Exercise requirements: Copy, from the entries below, each line in which the string "Herramientas" appears.

Input records:
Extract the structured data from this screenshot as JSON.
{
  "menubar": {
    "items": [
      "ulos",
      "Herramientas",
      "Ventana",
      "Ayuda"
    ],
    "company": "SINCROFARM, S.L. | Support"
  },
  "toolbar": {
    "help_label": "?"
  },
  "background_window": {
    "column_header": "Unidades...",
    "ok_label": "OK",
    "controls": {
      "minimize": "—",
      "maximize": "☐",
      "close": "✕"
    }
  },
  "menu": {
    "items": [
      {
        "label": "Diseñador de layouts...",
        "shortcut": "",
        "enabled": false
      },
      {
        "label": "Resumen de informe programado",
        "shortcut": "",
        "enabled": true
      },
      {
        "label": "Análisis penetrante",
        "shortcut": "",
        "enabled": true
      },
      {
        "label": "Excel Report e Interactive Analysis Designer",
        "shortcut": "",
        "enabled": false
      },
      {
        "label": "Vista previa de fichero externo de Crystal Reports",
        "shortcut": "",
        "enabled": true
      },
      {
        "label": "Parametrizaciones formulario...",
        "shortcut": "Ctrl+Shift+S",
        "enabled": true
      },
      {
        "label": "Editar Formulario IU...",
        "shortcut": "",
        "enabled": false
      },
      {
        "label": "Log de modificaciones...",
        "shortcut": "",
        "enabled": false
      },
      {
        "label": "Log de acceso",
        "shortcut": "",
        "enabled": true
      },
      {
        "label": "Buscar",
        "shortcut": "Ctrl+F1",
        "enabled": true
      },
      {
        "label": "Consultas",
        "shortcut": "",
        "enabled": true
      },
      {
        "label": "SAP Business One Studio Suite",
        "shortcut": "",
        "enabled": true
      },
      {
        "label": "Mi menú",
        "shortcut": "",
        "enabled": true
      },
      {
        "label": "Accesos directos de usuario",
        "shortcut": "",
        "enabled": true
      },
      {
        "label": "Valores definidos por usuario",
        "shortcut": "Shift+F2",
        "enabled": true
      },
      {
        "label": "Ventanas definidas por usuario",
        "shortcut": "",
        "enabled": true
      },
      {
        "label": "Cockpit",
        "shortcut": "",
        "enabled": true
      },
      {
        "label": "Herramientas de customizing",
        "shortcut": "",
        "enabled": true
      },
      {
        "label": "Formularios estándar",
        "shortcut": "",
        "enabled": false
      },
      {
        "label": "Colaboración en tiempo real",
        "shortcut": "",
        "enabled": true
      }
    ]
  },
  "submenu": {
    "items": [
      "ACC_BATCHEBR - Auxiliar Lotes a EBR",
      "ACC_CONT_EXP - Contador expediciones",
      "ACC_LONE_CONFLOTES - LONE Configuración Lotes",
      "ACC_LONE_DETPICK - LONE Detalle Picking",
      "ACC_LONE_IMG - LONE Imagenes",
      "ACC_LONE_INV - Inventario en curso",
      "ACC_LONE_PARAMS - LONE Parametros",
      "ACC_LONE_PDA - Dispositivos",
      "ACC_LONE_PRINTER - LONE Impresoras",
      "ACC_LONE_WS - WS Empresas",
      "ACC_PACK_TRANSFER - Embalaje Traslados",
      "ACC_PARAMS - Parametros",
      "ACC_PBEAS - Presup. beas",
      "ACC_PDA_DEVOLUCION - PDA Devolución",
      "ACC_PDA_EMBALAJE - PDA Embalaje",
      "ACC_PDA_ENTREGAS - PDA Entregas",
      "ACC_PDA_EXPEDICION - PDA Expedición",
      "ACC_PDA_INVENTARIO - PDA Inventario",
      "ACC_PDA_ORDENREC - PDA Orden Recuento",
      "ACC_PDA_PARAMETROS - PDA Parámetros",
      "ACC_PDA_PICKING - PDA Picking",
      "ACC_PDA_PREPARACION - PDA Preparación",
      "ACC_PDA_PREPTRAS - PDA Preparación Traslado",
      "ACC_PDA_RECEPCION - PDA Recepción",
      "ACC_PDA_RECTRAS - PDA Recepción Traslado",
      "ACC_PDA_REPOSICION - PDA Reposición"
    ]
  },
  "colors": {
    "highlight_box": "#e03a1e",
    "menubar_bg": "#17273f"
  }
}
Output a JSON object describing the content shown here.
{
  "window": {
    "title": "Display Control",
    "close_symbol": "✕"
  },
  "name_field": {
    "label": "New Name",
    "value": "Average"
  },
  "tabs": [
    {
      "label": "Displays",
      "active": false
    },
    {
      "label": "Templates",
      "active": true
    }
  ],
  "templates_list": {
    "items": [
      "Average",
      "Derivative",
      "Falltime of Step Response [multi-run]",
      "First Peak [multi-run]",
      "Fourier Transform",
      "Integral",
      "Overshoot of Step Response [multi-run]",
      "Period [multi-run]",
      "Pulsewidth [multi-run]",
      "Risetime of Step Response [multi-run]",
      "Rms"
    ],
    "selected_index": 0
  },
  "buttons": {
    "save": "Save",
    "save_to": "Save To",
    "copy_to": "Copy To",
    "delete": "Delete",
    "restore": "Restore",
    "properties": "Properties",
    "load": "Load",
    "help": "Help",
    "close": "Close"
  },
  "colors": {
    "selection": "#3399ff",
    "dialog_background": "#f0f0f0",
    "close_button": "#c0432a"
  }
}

Answer to the exercise:
      "Herramientas",
        "label": "Herramientas de customizing",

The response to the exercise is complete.